Fast forward a few weeks after we got the new date worked out, and I received an approval letter in the mail from my insurance company. Normally this would be a joyous occasion, as MRIs are not always deemed medically necessary, so oftentimes phone calls have to be made to get it pushed through. After reading the fine print and all the details on the approval letter I noticed that the wrong type of MRI was noted. I then entered a circle of hell that included calling my insurance company who explained that I needed to call my doctor’s office and have them revise the order they sent, but to make sure they called the third-party scheduling firm that they use to clarify the description of my MRI in the hospital system so that I didn’t have any issues upon arrival. I finally reached a nurse who understood what I was asking for and she promised she would call me back at the end of the day, yesterday, to confirm that everything had been taken care of. I did not receive that phone call. Just before I decided to follow up first thing this morning, I finally received a call from the nurse at my doctor’s office who handles these issues, and got clarification as to how the insurance approval letters are written, and that everything was going to be in order by the time I got to the outpatient surgery center. Everything was in order, except for a few pages of medical history I had to complete even though I had completed my pre-registration online, and I’m a frequent flyer in this health system and can be found in multiple databases. Why all the repetitious paperwork??? Ugh!
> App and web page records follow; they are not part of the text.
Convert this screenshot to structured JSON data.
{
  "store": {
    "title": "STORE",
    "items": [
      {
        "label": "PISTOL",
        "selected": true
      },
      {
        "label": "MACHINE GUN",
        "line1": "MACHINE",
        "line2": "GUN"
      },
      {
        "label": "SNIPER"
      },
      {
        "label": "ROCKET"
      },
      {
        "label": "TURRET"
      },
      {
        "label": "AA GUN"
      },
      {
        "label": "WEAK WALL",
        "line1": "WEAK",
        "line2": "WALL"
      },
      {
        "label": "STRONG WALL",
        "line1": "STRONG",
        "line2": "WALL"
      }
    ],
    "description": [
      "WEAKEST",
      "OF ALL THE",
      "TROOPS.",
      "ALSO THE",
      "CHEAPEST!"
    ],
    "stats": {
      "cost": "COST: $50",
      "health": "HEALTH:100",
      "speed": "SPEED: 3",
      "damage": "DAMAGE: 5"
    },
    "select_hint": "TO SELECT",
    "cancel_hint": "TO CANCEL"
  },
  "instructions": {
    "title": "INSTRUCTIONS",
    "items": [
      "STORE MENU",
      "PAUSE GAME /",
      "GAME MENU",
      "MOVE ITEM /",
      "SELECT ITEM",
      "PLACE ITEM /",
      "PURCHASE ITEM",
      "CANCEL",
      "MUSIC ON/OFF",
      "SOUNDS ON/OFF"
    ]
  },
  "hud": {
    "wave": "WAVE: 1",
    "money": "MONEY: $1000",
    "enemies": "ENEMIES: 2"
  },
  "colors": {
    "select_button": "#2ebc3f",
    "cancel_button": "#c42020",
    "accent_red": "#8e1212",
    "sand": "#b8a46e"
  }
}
Check on your friends with cancer and/or chronic diseases. We’re not always okay. I’m two years post diagnosis, surgery, and treatment and yet every 3, 6, or 12 months I am in a doctors office getting poked, prodded, screened, or probed to ensure that the cancer has not returned or metastasized into some other organ. Decisions are always having to be made about preventative surgeries to remove organs that could be a cancer risk in the future and what that might do to my day-to-day quality of life. There’s always something to worry about.
I do my very best to not dwell on the fact that I had cancer, and I don’t bring it up as often as I used to, but that doesn’t mean that I don’t have to think about it, and see it in the scars on my body, and deal with the side effects by way of the medicine that I’m on, every single day. It’s A LOT and it’s always going to be A LOT. Add to that the survivor’s guilt of knowing that someone next to me went through a harsher treatment regimen, or had a more invasive surgery than I did, and I’m faced with the negative self-talk of “just move on with your life” mantra. Not tonight. Tonight I’m going to sit in my feelings, acknowledge that this happened to me, and hope and pray that the results of this annual MRI are clear.
I’m Thankful to be here. I’m thankful for my family. I’m thankful that my house will be full of people, conversations, love, and food tomorrow and I don’t have to think about cancer…until my next appointment.
©Linné M. Diiorio, CMP. All Rights Reserved.